▶ **WHAT THE TASK REQUIRES**
Nothing should be left out: output all of the entries exactly.

▶ **DATASET EXCERPTS**
·····

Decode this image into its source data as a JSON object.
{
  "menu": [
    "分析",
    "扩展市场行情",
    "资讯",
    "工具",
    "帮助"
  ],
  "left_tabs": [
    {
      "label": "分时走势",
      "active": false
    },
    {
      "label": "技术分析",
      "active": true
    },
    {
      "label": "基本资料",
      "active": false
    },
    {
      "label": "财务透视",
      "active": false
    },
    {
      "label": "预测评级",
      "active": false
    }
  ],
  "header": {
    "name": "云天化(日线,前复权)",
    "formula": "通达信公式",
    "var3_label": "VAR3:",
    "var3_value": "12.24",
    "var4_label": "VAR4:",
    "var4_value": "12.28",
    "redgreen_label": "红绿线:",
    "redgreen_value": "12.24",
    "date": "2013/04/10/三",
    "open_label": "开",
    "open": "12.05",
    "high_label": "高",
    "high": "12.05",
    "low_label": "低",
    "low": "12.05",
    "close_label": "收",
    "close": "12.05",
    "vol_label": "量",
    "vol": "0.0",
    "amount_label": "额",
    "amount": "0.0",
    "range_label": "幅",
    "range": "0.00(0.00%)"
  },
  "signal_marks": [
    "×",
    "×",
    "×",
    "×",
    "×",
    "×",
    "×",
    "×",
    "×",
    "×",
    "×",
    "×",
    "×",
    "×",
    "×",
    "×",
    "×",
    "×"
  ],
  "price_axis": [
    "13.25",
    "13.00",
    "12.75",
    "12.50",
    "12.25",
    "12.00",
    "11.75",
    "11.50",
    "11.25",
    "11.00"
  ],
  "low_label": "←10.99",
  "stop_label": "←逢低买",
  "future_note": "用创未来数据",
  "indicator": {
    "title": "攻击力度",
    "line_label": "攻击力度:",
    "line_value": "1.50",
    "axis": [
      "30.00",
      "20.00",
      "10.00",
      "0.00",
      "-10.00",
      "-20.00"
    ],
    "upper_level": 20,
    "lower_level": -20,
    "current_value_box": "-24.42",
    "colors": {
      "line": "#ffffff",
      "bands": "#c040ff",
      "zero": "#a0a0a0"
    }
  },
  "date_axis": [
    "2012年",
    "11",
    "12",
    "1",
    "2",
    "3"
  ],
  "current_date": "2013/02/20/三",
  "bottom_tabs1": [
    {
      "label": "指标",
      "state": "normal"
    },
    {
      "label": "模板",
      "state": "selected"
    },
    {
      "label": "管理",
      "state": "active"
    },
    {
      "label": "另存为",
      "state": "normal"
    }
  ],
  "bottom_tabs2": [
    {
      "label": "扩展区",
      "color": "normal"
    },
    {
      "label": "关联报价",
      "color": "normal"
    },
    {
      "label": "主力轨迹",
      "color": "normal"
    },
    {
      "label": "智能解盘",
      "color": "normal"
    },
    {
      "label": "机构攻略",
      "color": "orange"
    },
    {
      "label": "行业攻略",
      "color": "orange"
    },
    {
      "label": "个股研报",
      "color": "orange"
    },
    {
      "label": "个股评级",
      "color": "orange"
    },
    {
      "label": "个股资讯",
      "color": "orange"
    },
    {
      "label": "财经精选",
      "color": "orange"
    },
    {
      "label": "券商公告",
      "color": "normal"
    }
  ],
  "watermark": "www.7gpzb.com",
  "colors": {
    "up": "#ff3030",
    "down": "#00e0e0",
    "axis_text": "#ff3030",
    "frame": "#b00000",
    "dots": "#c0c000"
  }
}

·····

▶ **EXERCISE RESPONSE**
Decode this image into its source data as a JSON object.
{
  "menu": [
    "分析",
    "扩展市场行情",
    "资讯",
    "工具",
    "帮助"
  ],
  "left_tabs": [
    {
      "label": "分时走势",
      "active": false
    },
    {
      "label": "技术分析",
      "active": true
    },
    {
      "label": "基本资料",
      "active": false
    },
    {
      "label": "财务透视",
      "active": false
    },
    {
      "label": "预测评级",
      "active": false
    }
  ],
  "header": {
    "name": "云天化(日线,前复权)",
    "formula": "通达信公式",
    "var3_label": "VAR3:",
    "var3_value": "12.24",
    "var4_label": "VAR4:",
    "var4_value": "12.28",
    "redgreen_label": "红绿线:",
    "redgreen_value": "12.24",
    "date": "2013/04/10/三",
    "open_label": "开",
    "open": "12.05",
    "high_label": "高",
    "high": "12.05",
    "low_label": "低",
    "low": "12.05",
    "close_label": "收",
    "close": "12.05",
    "vol_label": "量",
    "vol": "0.0",
    "amount_label": "额",
    "amount": "0.0",
    "range_label": "幅",
    "range": "0.00(0.00%)"
  },
  "signal_marks": [
    "×",
    "×",
    "×",
    "×",
    "×",
    "×",
    "×",
    "×",
    "×",
    "×",
    "×",
    "×",
    "×",
    "×",
    "×",
    "×",
    "×",
    "×"
  ],
  "price_axis": [
    "13.25",
    "13.00",
    "12.75",
    "12.50",
    "12.25",
    "12.00",
    "11.75",
    "11.50",
    "11.25",
    "11.00"
  ],
  "low_label": "←10.99",
  "stop_label": "←逢低买",
  "future_note": "用创未来数据",
  "indicator": {
    "title": "攻击力度",
    "line_label": "攻击力度:",
    "line_value": "1.50",
    "axis": [
      "30.00",
      "20.00",
      "10.00",
      "0.00",
      "-10.00",
      "-20.00"
    ],
    "upper_level": 20,
    "lower_level": -20,
    "current_value_box": "-24.42",
    "colors": {
      "line": "#ffffff",
      "bands": "#c040ff",
      "zero": "#a0a0a0"
    }
  },
  "date_axis": [
    "2012年",
    "11",
    "12",
    "1",
    "2",
    "3"
  ],
  "current_date": "2013/02/20/三",
  "bottom_tabs1": [
    {
      "label": "指标",
      "state": "normal"
    },
    {
      "label": "模板",
      "state": "selected"
    },
    {
      "label": "管理",
      "state": "active"
    },
    {
      "label": "另存为",
      "state": "normal"
    }
  ],
  "bottom_tabs2": [
    {
      "label": "扩展区",
      "color": "normal"
    },
    {
      "label": "关联报价",
      "color": "normal"
    },
    {
      "label": "主力轨迹",
      "color": "normal"
    },
    {
      "label": "智能解盘",
      "color": "normal"
    },
    {
      "label": "机构攻略",
      "color": "orange"
    },
    {
      "label": "行业攻略",
      "color": "orange"
    },
    {
      "label": "个股研报",
      "color": "orange"
    },
    {
      "label": "个股评级",
      "color": "orange"
    },
    {
      "label": "个股资讯",
      "color": "orange"
    },
    {
      "label": "财经精选",
      "color": "orange"
    },
    {
      "label": "券商公告",
      "color": "normal"
    }
  ],
  "watermark": "www.7gpzb.com",
  "colors": {
    "up": "#ff3030",
    "down": "#00e0e0",
    "axis_text": "#ff3030",
    "frame": "#b00000",
    "dots": "#c0c000"
  }
}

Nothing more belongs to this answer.